(Excerpts from an interface dataset)
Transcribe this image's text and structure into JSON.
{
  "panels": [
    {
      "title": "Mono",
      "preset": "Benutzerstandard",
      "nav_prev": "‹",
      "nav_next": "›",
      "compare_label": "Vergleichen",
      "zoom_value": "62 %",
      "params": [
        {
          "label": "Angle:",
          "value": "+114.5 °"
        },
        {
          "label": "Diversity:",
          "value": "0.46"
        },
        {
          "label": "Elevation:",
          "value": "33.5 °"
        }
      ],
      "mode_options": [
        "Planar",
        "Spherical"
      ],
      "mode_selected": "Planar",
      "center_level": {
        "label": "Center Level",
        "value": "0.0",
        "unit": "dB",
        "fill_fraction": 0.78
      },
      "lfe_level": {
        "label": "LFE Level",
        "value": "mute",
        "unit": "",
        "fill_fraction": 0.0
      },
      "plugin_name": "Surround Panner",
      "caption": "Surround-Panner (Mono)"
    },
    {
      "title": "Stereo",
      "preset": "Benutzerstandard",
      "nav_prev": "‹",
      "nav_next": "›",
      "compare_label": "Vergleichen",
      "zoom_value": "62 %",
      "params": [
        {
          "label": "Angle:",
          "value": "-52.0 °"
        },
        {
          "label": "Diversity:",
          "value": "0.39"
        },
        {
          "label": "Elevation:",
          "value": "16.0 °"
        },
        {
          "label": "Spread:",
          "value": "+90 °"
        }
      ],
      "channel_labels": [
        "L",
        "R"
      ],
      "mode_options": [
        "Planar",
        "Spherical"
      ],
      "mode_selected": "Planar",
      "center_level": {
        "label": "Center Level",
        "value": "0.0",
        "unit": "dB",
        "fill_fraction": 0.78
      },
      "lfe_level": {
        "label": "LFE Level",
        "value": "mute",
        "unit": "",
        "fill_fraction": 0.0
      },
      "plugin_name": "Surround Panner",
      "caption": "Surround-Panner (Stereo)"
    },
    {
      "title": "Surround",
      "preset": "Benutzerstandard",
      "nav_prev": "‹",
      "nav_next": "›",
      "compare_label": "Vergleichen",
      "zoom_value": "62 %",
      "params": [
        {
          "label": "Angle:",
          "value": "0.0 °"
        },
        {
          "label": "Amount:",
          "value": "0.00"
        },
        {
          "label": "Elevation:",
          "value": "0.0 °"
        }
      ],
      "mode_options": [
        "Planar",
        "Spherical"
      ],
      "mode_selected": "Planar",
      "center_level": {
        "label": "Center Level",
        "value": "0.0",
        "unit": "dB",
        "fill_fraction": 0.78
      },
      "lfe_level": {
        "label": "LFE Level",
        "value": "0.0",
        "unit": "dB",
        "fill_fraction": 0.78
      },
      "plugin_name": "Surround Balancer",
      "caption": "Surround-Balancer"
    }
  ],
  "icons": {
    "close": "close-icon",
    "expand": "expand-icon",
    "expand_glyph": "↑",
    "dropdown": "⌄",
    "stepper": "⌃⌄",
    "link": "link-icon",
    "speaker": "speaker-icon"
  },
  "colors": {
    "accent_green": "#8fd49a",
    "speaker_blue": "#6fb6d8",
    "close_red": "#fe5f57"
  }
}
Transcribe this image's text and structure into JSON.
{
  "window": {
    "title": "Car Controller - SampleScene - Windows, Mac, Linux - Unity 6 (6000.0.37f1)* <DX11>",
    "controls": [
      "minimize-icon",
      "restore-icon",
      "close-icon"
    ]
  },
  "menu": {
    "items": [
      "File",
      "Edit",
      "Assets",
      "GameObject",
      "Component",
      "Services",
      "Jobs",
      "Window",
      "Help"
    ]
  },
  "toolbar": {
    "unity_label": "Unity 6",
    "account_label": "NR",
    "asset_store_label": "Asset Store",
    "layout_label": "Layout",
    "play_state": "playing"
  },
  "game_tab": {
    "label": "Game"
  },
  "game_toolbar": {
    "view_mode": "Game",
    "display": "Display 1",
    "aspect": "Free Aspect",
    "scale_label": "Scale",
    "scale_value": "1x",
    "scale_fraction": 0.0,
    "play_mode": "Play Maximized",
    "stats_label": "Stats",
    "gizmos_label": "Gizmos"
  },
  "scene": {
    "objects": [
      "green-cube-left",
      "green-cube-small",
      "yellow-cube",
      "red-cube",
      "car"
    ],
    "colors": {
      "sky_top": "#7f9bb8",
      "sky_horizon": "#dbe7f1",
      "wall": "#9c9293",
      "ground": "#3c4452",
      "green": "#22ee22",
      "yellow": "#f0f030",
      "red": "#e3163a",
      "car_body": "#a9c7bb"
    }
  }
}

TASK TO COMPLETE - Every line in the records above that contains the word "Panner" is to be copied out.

EXERCISE OUTPUT -
      "plugin_name": "Surround Panner",
      "caption": "Surround-Panner (Mono)"
      "plugin_name": "Surround Panner",
      "caption": "Surround-Panner (Stereo)"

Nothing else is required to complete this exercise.